Eargo, a Maveron-backed hearing-aid company that’s operated secretly for the past three years, today is launching a new line of hearing devices designed for the tens of millions of Americans that suffer from mild hearing loss.
The hearing devices, which include a patented Flexi Fiber technology and are modeled on a fishing fly, are nearly invisible when placed in the ear canal. They also are designed to provide users with more comfort and a better fit to the ear.
The Silicon Valley company started in 2010 and raised a small seed investment from Seattle-based Maveron in 2013. Since then, the company has raised $13.6 million from Maveron, Dolby Family Ventures, Crosslink Capital, Birchmere Ventures, Montage Ventures, Peterson Ventures, Red Sea Ventures and others.
“Eargo will enable consumers to live and feel better,” said Eargo co-founder and CEO Raphael Michel. “Everyone’s hearing degrades over time; it typically starts in your 30s. Until now, millions of people have had trouble hearing from time to time, but have done nothing about it because of the high cost and unattractiveness of current offerings.”
Dr. Florent Michel, an ear, nose and throat surgeon and father of Raphael Michel, came up with the idea for the Eargo while tying fishing flies.

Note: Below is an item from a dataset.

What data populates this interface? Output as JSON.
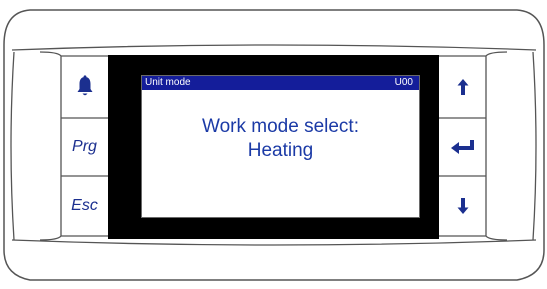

“I thought if you could shrink the electronics and suspend them in the middle of the ear by soft medical grade silicone fibers, you’d have a device that could solve many of the problems with hearing devices today,” said Michel on the company’s Web site.
The hearing aids will come with four audio presets designed to work for the majority of people with mild to moderate hearing loss. Users can also send their pair to the company where Eargo’s audiologists will custom program it for the specific user. The hearing aids can be purchased at a starting price of $1,980, and there is a financing plan available for $96 per month.
Unlike most other hearing devices, the devices are rechargeable and sold in pairs.
In the company’s testing, Eargo said that its hearing aids last a full day on a single charge. The company is also selling a portable charger to augment Eargo’s battery life. Eargo claims the charger will last a week on its internal battery, but can easily be recharged through a wireless, inductive charging station.
Maveron, the venture capital firm founded by Starbucks CEO Howard Schultz and former investment banker Dan Levitan, said that Eargo is changing the way that people perceive hearing aids.
“The category is no longer just about senior citizens,” said Maveron’s David Wu. “Today, it encapsulates everyone from the ear bud wearing Millennials to a maturing Generation X and of course, a still very active Baby Boomer generation. It’s a ‘green field’ market opportunity given today’s low penetration rate based on existing technology.”